= TASK GOAL =
Scan the records that follow, and whenever a line has the word "true", copy it.

Top of PROVIDED INFORMATION

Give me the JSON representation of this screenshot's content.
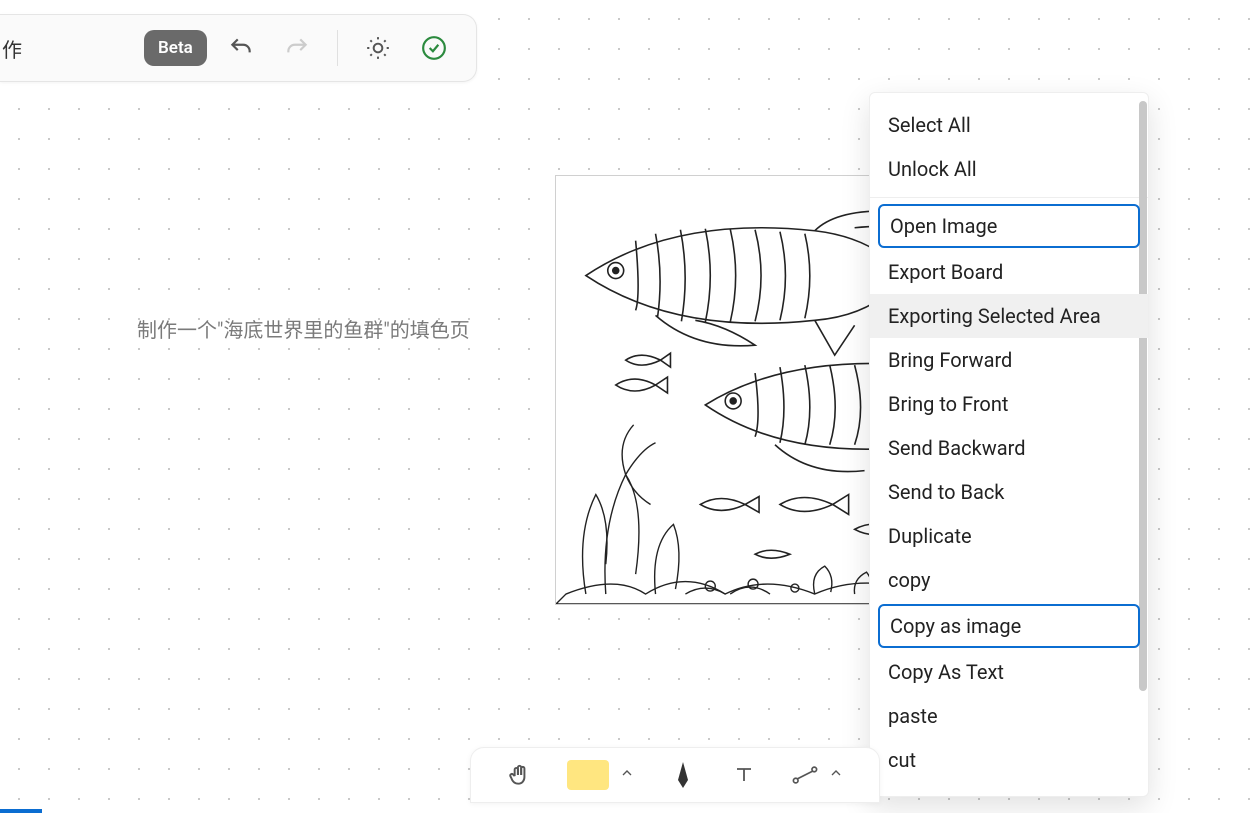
{
  "toolbar": {
    "partial_text": "作",
    "beta_label": "Beta"
  },
  "canvas": {
    "prompt_text": "制作一个\"海底世界里的鱼群\"的填色页"
  },
  "context_menu": {
    "items": [
      {
        "label": "Select All",
        "framed": false
      },
      {
        "label": "Unlock All",
        "framed": false,
        "sep_after": true
      },
      {
        "label": "Open Image",
        "framed": true
      },
      {
        "label": "Export Board",
        "framed": false
      },
      {
        "label": "Exporting Selected Area",
        "framed": false,
        "hover": true
      },
      {
        "label": "Bring Forward",
        "framed": false
      },
      {
        "label": "Bring to Front",
        "framed": false
      },
      {
        "label": "Send Backward",
        "framed": false
      },
      {
        "label": "Send to Back",
        "framed": false
      },
      {
        "label": "Duplicate",
        "framed": false
      },
      {
        "label": "copy",
        "framed": false
      },
      {
        "label": "Copy as image",
        "framed": true
      },
      {
        "label": "Copy As Text",
        "framed": false
      },
      {
        "label": "paste",
        "framed": false
      },
      {
        "label": "cut",
        "framed": false
      }
    ]
  },
  "bottom_tray": {
    "tools": [
      "hand",
      "sticky",
      "pen",
      "text",
      "connector"
    ]
  }
}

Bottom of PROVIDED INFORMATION

= RESULT OF THIS EXERCISE =
        "sep_after": true
        "framed": true
        "hover": true
        "framed": true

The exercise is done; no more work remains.